*Your objective*:
Filter the data for "favicon" and copy matching lines.

Dataset records:
========================================

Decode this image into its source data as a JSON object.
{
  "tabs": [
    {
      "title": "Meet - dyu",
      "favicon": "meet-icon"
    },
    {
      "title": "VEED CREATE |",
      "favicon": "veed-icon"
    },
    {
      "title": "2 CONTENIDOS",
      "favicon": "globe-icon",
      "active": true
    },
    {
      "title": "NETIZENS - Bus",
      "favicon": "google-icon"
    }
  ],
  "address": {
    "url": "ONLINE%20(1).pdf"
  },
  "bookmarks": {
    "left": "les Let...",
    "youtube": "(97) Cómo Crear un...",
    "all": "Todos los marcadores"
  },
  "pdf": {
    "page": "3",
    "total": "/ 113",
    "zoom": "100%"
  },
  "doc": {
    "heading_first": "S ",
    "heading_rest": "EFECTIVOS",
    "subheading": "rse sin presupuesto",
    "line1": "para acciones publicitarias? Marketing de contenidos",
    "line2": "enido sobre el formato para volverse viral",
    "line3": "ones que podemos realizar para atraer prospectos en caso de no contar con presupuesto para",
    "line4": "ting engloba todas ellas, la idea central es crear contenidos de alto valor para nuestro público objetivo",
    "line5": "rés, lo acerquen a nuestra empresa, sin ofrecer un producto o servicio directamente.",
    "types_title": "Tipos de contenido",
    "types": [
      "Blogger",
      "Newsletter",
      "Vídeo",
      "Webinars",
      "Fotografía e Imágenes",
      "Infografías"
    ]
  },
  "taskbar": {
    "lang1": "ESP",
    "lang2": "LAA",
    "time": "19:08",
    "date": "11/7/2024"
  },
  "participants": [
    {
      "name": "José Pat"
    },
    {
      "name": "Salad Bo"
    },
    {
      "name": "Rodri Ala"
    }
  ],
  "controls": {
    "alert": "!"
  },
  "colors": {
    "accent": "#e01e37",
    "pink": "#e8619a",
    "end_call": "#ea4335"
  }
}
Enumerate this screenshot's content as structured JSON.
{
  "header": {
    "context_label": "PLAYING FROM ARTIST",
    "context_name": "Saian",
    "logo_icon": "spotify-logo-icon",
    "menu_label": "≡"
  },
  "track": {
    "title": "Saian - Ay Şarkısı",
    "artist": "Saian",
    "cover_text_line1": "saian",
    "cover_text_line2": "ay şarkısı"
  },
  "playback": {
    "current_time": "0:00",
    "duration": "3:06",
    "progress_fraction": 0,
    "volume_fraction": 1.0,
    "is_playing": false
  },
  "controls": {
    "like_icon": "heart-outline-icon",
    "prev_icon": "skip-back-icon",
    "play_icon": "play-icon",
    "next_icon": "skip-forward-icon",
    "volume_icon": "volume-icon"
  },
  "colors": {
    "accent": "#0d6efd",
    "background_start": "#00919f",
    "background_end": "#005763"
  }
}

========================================

*Exercise response*:
      "favicon": "meet-icon"
      "favicon": "veed-icon"
      "favicon": "globe-icon",
      "favicon": "google-icon"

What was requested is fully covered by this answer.